Friday July 26 2019

 A stressed man

Getting fired may be undesirable, but it does not necessarily produce career rejects. PHOTO | FILE | NATION MEDIA GROUP 

Q: Are employers obliged to reveal personal information on their former employees to private vetting companies? Especially those who were sacked for misconduct? Are potential employers supposed to obtain such information from without their prospective employee’s consent? If a previous employer causes me to lose a chance, what are my option for recourse? At what point should one disclose that she was dismissed from her previous workplace?

Organisations that care about the quality of their workers usually conduct thorough background checks on individuals they intend to hire. Apart from requisite qualifications and evidence of capability, organisations seek information concerning the conduct of individuals they plan to hire, which may include a full picture of their past career moves, in order to assess their suitability for a certain role. It may not sit on the face of certificates, but character holds greater career capital than technical qualifications.

Some organisations conduct their own background checks while others outsource this service.

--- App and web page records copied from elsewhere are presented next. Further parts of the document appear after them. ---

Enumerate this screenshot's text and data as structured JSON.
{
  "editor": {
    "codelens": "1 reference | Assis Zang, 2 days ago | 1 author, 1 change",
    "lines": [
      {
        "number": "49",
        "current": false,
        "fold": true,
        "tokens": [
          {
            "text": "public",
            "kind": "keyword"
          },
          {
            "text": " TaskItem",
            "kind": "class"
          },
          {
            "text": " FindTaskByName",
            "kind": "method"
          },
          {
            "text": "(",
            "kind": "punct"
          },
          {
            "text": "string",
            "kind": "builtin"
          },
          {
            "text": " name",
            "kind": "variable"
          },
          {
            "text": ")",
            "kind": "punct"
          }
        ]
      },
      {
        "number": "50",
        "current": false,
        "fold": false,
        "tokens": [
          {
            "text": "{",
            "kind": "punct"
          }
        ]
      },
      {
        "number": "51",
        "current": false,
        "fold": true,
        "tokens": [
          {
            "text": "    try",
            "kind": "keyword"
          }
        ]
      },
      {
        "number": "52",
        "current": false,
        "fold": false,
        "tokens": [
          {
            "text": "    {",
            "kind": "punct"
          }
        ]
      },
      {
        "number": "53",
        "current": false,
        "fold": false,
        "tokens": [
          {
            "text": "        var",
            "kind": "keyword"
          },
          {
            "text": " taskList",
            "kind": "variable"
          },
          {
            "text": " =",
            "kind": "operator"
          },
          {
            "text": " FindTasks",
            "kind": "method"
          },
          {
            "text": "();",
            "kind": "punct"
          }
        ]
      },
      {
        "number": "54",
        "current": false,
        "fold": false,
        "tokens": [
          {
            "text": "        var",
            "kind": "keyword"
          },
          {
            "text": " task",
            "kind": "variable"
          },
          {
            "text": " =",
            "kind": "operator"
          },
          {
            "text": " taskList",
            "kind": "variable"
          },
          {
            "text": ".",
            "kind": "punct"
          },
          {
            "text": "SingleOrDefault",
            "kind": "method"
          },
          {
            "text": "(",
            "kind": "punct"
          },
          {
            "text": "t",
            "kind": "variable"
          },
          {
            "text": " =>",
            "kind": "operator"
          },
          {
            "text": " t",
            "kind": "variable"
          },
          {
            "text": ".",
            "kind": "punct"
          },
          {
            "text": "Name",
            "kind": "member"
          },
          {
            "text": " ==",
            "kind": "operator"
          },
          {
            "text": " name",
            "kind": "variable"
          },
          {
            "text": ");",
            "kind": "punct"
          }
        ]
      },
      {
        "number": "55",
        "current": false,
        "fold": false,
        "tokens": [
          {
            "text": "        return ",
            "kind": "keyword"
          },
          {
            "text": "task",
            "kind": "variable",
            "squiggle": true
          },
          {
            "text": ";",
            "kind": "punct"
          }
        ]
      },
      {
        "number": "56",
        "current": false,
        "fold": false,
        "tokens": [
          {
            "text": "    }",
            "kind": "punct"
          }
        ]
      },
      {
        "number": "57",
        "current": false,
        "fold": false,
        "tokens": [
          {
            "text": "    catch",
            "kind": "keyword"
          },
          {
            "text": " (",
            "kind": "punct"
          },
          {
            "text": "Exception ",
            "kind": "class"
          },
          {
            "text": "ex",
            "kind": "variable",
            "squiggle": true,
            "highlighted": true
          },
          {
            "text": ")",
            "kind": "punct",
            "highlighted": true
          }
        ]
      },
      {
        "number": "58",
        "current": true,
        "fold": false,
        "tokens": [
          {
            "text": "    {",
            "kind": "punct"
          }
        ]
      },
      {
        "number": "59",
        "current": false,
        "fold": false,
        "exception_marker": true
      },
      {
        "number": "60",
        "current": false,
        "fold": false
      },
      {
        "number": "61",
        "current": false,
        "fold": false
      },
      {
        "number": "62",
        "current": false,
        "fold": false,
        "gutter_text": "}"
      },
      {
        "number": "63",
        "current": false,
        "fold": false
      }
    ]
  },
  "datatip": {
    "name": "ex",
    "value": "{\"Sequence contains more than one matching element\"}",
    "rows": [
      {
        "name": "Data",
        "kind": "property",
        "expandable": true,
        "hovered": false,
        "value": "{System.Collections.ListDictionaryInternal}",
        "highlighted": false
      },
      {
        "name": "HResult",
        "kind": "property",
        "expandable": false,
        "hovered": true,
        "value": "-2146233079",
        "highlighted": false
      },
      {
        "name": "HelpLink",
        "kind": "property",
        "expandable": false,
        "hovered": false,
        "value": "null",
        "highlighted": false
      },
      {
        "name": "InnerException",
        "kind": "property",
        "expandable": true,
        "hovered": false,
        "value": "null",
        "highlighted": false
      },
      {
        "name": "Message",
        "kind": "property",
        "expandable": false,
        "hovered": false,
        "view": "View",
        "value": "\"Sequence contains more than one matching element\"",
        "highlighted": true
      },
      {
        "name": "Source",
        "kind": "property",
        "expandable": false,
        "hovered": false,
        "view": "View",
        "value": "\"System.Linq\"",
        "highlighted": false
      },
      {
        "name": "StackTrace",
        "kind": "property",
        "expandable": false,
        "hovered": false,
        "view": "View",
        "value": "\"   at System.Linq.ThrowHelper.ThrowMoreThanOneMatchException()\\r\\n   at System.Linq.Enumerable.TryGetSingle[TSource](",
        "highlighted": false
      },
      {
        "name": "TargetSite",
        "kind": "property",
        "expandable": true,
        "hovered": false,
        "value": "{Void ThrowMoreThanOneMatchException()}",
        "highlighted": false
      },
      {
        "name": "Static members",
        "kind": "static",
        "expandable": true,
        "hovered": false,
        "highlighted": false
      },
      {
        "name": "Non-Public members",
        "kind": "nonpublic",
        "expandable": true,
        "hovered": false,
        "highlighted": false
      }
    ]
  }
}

Background checks are often conducted after the interview stage of the recruitment process, ideally before parties enter into the employment contract. Seeking candidates’ agreement before conducting background checks on them is crucial. Besides this being professional, it enables an organisation to avert the risk of legal suits arising from obtaining candidates’ personal information without consent.

Questions concerning why one has moved from one company to the next would ordinarily be dealt with at the interview stage of the recruitment process. A reference check seeks to confirm, rather than establish, the veracity of the information that a candidate has provided. It is therefore advisable for a candidate to be forthright from the start concerning past instances of firing, as organisations are far more likely to be forgiving when they have such information upfront than when it is discovered afterwards. Being forthright is good for both your conscience and career.

Getting fired may be undesirable, but it does not necessarily produce career rejects. People could be fired for unjust reasons, and some of those suffer the misfortune of being dismissed for misconduct may have since learnt from their poor choices, and reformed. Organisations that recognise this would be more judicious before terminally condemning an individual just for having been fired at some point in their past. Needles to state, it is best to stay away from situations that predispose one to the firing line, or those that leave enduring stains on one’s CV.

Fred Gituku, Human Resources Practitioner